--- SOURCE MATERIAL ---
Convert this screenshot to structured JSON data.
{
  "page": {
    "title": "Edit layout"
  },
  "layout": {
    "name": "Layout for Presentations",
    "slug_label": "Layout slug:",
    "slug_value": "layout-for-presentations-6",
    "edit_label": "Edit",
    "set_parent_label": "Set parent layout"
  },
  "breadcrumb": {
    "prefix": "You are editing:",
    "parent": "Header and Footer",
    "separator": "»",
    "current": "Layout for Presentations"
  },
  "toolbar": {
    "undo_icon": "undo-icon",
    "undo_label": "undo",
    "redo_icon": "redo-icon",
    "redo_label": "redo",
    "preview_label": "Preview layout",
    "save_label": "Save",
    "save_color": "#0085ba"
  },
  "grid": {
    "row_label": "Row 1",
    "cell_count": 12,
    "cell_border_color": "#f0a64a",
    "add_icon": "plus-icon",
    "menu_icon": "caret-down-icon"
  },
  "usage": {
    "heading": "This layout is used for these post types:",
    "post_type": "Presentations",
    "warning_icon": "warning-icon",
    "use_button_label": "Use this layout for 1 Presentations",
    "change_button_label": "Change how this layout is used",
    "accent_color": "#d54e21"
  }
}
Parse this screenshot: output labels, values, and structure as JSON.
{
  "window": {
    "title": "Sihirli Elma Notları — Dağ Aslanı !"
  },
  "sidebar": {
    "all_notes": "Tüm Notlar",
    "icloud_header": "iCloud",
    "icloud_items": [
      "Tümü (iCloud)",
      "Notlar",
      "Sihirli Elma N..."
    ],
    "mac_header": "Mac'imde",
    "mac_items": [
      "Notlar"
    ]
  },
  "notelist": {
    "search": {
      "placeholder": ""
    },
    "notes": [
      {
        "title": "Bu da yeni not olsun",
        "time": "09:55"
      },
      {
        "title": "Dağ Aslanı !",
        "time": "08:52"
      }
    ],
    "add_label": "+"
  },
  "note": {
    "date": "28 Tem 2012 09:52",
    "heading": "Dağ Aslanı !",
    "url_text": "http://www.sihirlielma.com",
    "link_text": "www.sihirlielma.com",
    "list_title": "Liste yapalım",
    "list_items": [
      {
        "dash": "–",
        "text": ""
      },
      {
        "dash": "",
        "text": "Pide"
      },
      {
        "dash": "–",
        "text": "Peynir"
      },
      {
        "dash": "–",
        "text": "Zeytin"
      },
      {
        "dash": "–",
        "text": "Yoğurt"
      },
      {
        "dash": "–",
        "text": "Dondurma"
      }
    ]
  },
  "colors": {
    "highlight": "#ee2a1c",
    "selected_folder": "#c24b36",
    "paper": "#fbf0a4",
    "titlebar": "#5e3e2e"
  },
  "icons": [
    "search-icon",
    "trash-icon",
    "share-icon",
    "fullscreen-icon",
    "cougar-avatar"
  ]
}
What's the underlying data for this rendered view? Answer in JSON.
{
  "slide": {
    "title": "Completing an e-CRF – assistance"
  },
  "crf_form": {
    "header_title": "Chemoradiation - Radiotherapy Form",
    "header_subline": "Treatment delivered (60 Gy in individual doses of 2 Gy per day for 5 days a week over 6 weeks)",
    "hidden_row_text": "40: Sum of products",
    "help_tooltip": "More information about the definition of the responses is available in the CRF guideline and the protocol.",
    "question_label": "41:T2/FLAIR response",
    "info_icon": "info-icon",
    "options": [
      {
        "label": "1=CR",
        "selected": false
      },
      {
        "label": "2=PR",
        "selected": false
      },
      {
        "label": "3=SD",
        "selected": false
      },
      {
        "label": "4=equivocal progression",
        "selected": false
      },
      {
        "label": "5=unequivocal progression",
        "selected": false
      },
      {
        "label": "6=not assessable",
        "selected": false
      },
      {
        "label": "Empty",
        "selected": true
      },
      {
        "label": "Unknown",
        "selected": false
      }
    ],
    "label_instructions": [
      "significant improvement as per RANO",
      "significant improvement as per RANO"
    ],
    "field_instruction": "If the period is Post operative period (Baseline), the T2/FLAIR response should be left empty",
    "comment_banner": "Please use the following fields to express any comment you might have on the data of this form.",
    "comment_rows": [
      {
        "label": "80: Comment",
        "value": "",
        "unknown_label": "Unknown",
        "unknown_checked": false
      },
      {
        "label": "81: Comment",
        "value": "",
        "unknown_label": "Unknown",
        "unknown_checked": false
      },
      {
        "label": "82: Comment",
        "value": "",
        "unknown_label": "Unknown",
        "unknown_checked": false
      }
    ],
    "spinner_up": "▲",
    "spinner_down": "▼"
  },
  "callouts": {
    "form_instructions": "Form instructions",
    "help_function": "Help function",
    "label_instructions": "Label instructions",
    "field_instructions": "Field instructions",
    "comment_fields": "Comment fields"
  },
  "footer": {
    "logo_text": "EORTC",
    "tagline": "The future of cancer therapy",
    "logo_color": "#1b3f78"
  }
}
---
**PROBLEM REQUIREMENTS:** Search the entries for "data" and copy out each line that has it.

**EXERCISE ANSWER:**
Convert this screenshot to structured JSON data.
What's the underlying data for this rendered view? Answer in JSON.
    "comment_banner": "Please use the following fields to express any comment you might have on the data of this form.",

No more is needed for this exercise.